** Task brief **
Among the entries, which lines carry the string "Изготовитель"? Copy each of them.

** Supplied records **
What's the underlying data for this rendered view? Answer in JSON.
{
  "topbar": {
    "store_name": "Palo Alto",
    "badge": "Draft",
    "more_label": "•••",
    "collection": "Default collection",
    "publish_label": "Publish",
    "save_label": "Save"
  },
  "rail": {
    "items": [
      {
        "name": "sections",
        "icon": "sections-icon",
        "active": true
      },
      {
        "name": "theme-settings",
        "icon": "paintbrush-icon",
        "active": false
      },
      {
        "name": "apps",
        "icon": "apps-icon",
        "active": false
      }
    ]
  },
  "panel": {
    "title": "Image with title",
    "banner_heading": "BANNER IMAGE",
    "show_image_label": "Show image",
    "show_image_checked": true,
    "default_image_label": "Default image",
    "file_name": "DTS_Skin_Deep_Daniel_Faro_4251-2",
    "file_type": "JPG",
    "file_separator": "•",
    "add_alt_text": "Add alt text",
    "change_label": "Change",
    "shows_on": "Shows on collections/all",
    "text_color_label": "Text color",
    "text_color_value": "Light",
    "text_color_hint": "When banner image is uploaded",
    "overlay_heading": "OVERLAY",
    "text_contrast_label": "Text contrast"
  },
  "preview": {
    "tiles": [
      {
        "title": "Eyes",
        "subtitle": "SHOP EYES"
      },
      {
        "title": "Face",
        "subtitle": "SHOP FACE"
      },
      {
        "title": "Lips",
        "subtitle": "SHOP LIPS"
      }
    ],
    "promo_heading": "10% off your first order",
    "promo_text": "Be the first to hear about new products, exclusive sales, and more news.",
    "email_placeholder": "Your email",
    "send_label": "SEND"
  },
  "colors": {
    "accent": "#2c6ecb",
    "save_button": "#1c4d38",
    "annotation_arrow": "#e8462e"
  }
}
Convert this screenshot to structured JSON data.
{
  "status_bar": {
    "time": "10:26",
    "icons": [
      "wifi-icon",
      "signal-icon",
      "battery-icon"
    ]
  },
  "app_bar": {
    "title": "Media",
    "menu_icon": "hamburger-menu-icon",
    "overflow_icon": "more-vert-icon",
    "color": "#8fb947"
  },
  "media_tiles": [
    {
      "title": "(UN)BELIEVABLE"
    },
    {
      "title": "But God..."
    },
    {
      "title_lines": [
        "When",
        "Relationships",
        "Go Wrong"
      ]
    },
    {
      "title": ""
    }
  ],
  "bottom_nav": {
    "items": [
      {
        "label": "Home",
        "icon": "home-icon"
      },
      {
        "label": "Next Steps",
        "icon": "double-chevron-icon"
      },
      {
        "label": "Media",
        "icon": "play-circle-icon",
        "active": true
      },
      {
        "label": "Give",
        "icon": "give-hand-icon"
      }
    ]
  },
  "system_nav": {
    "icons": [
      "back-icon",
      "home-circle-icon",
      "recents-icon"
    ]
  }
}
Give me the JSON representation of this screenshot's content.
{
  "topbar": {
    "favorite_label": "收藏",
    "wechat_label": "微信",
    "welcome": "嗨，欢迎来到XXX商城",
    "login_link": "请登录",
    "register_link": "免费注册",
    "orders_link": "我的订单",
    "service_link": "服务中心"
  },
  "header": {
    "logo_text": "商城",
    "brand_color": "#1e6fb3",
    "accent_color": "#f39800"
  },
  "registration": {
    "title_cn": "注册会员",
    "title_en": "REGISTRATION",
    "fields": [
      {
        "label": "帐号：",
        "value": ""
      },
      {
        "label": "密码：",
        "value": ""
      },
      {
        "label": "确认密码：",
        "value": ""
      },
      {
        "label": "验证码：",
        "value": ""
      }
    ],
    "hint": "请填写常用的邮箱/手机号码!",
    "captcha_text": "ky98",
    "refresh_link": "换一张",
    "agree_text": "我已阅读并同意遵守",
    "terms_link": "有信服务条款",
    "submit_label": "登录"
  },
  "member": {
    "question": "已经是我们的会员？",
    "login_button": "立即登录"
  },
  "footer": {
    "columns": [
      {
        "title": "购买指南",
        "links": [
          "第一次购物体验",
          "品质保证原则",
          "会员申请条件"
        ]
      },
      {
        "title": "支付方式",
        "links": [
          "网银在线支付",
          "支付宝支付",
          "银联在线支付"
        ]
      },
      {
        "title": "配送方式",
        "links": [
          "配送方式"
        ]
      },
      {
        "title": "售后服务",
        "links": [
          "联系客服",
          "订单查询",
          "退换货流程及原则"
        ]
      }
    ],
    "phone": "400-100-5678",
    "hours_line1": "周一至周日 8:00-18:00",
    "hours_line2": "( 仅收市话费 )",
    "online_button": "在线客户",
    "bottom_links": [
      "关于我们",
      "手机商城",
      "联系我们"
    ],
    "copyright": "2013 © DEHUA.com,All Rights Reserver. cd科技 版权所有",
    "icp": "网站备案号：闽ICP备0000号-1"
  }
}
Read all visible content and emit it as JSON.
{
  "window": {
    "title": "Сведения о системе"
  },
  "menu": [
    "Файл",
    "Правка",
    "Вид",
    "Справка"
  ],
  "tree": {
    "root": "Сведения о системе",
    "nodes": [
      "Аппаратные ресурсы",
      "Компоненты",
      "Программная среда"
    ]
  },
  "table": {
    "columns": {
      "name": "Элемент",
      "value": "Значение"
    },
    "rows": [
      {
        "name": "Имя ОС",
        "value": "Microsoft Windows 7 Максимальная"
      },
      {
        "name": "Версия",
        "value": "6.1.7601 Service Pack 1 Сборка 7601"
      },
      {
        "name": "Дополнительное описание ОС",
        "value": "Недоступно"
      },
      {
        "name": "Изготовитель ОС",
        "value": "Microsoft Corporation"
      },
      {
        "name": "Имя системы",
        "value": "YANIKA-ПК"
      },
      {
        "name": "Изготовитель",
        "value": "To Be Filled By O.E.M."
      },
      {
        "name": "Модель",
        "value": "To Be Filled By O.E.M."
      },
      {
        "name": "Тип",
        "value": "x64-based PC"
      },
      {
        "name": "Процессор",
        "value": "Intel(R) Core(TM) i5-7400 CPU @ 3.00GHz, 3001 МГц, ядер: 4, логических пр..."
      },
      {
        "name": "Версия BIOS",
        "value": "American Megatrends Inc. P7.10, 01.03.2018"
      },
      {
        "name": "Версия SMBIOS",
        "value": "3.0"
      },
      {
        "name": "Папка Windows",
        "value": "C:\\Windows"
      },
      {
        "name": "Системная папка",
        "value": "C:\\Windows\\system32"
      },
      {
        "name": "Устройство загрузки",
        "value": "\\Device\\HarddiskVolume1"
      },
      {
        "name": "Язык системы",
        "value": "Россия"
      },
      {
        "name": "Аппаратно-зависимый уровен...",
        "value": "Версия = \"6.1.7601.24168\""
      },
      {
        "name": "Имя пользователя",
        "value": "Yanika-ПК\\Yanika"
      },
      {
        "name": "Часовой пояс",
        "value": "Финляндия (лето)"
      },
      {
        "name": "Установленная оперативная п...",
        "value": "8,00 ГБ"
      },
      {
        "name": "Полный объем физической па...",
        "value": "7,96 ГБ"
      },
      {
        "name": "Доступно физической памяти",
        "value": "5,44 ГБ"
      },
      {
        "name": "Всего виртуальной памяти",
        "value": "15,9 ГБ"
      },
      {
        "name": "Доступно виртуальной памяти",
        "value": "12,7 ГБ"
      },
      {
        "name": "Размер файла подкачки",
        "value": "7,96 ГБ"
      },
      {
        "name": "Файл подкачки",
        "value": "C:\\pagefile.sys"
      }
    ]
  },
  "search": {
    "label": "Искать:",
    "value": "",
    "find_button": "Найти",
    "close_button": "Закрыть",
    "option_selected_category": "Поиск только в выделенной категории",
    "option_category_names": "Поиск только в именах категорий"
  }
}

** Response to this exercise **
        "name": "Изготовитель ОС",
        "name": "Изготовитель",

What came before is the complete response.